Such strategies will need clear, focused and co-ordinated interventions to succeed. These will include the establishment of Government-funded intervention services to allow individuals, projects and communities to be developed within the strictures of increasingly complex and demanding designations. The Atlantic Territories will also need specialist technical and fiscal support to manage a transition from subsidised to specialist "boutique agriculture" - high value, high quality food products with strong localised identity - like French cheese and wine regions.

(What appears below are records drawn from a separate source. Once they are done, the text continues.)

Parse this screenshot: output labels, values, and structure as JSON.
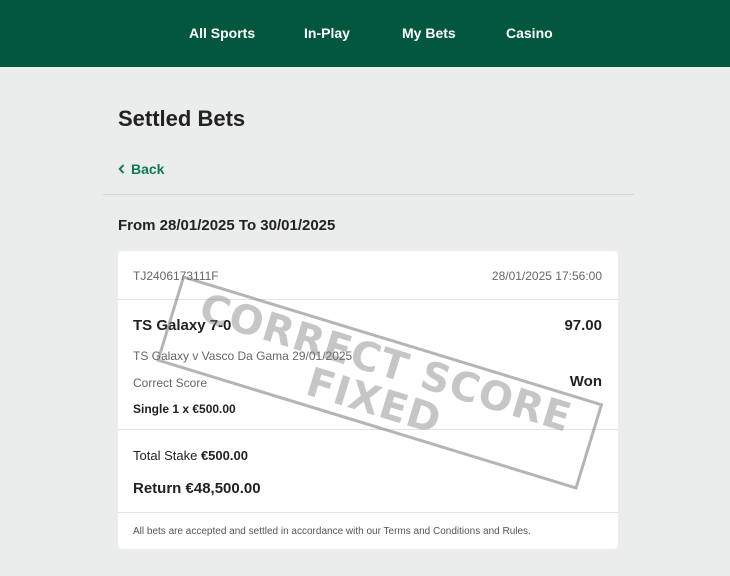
{
  "nav": {
    "items": [
      {
        "label": "All Sports"
      },
      {
        "label": "In-Play"
      },
      {
        "label": "My Bets"
      },
      {
        "label": "Casino"
      }
    ]
  },
  "page": {
    "title": "Settled Bets",
    "back_label": "Back",
    "date_range": "From 28/01/2025 To 30/01/2025"
  },
  "bet": {
    "reference": "TJ2406173111F",
    "placed_at": "28/01/2025 17:56:00",
    "selection": "TS Galaxy 7-0",
    "odds": "97.00",
    "event": "TS Galaxy v Vasco Da Gama 29/01/2025",
    "market": "Correct Score",
    "result": "Won",
    "bet_type": "Single 1 x €500.00",
    "total_stake_label": "Total Stake",
    "total_stake_value": "€500.00",
    "return_label": "Return",
    "return_value": "€48,500.00",
    "disclaimer": "All bets are accepted and settled in accordance with our Terms and Conditions and Rules."
  },
  "stamp": {
    "line1": "CORRECT SCORE",
    "line2": "FIXED"
  },
  "colors": {
    "header_bg": "#03573f",
    "link": "#0d7a55",
    "page_bg": "#ebecec"
  },
  "icons": {
    "back": "chevron-left-icon"
  }
}
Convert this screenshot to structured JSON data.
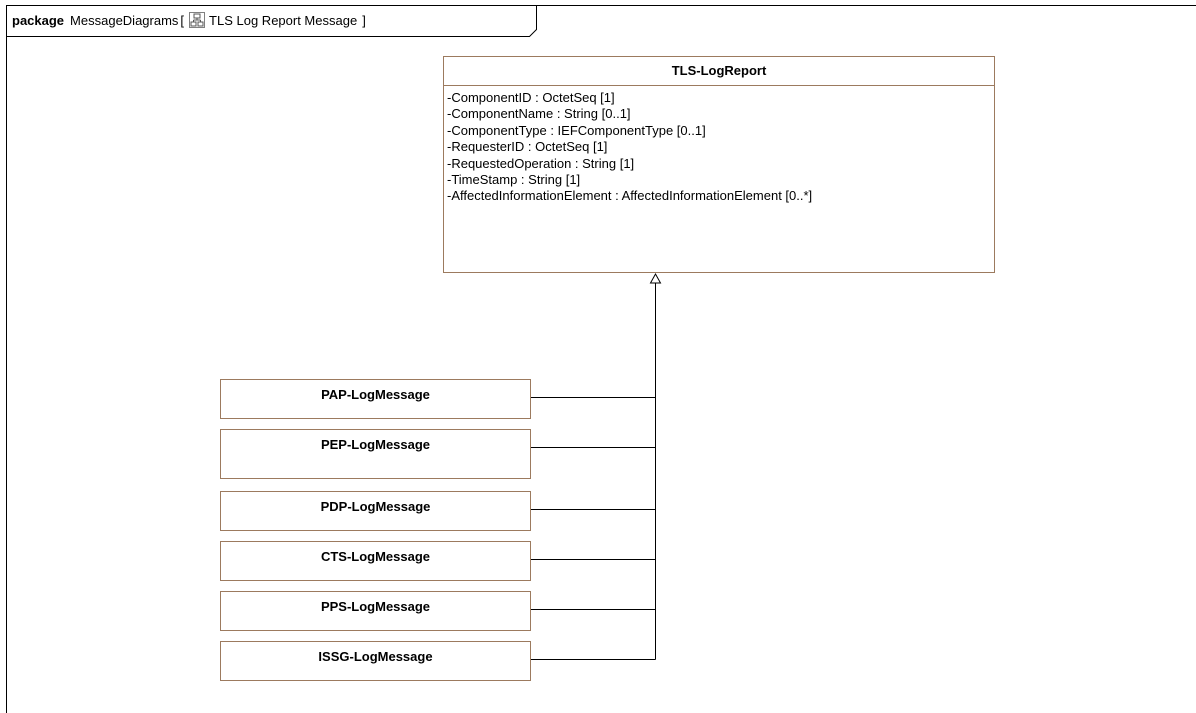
{
  "frame": {
    "keyword": "package",
    "package_name": "MessageDiagrams",
    "open_bracket": "[",
    "diagram_icon": "class-diagram-icon",
    "diagram_name": "TLS Log Report Message",
    "close_bracket": "]"
  },
  "main_class": {
    "name": "TLS-LogReport",
    "attributes": [
      "-ComponentID : OctetSeq [1]",
      "-ComponentName : String [0..1]",
      "-ComponentType : IEFComponentType [0..1]",
      "-RequesterID : OctetSeq [1]",
      "-RequestedOperation : String [1]",
      "-TimeStamp : String [1]",
      "-AffectedInformationElement : AffectedInformationElement [0..*]"
    ]
  },
  "subclasses": [
    "PAP-LogMessage",
    "PEP-LogMessage",
    "PDP-LogMessage",
    "CTS-LogMessage",
    "PPS-LogMessage",
    "ISSG-LogMessage"
  ],
  "colors": {
    "box_border": "#9c7a5e",
    "line": "#000000"
  }
}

Meanwhile, the midlands will service and sustain the eastern and western corridors with infrastructure, materials, water, power, timber and aggregates. Furthermore, its central location will make it ideal as the home to major logistics, storage and transportation operations - especially if new rail, road and airport infrastructure can be properly co-ordinated. The midlands will also be home to many people who are unable to tolerate the quality of life and prices of the east, but will want to enjoy the proximity of major urban centres. Less regulated than the west and less pressurised than the east, the midlands will offer choices and opportunities for many.
In a vision of a successful Ireland in 2030, the east will have recovered from being the unloved, but prodigious, child and will be acknowledged and supported as the central engine of the Irish economy. Here a mixture of indigenous industrial and service sectors, successfully serving international markets, will co-exist with a resurgent agri-business sector which will include some of the largest and most successful companies of their type in the world.
Within these newly organised and planned areas, the greatest transformation will be of our cities. We urgently need a vision for our sprawling, low-rise conglomerations of suburban housing, dog-eared old villages, tatty industrial estates and dreary edge-city retail warehouses that pass for the cities of modern Ireland. Despair-inducing areas have previously been used as the raw material for urban transformation. Temple Bar and the IFSC in Dublin, for example, have shown what more joined-up Irish planning can achieve. We can, and have, successfully used the challenge of re-planning urban areas as a way of creating a rich network of pedestrian friendly centres where urban vitality and creativity can flourish.
Irish planning has the potential for integrating considered economic and social strategies to have different objectives in different places. Strategic spatial planning has a vital contribution to make to a managed transition away from an economy based on agricultural subsidies, FDI and property development.
It doesn't have to be the conveniently disjointed and blinkered way it is now. It doesn't even have to be the way that we've imagined here, but we should have the debate about our future, and an emergent plan - a plan for the future that accepts realities, limitations and strengths, not a plan to stop or limit things that are new and unfamiliar. The question is whether we have the political and social courage to have the debate and create a plan for future success.
• Conor Skehan is head of the Department of Environment and Planning; Dr Lorcan Sirr is head of research, Faculty of the Built Environment at Dublin Institute of Technology
Many of the issues raised by Conor Skehan and Lorcan Sirr in this article and their piece in yesterday's Opinion and Analysis page will be discussed at the Irish Planning Institute's national planning conference 2008, being held in Westport, Co Mayo, on Thursday and Friday. Skehan will address the conference on Thursday on the question of the Water Framework Directive - a framework for spatial planning?
The Irish Times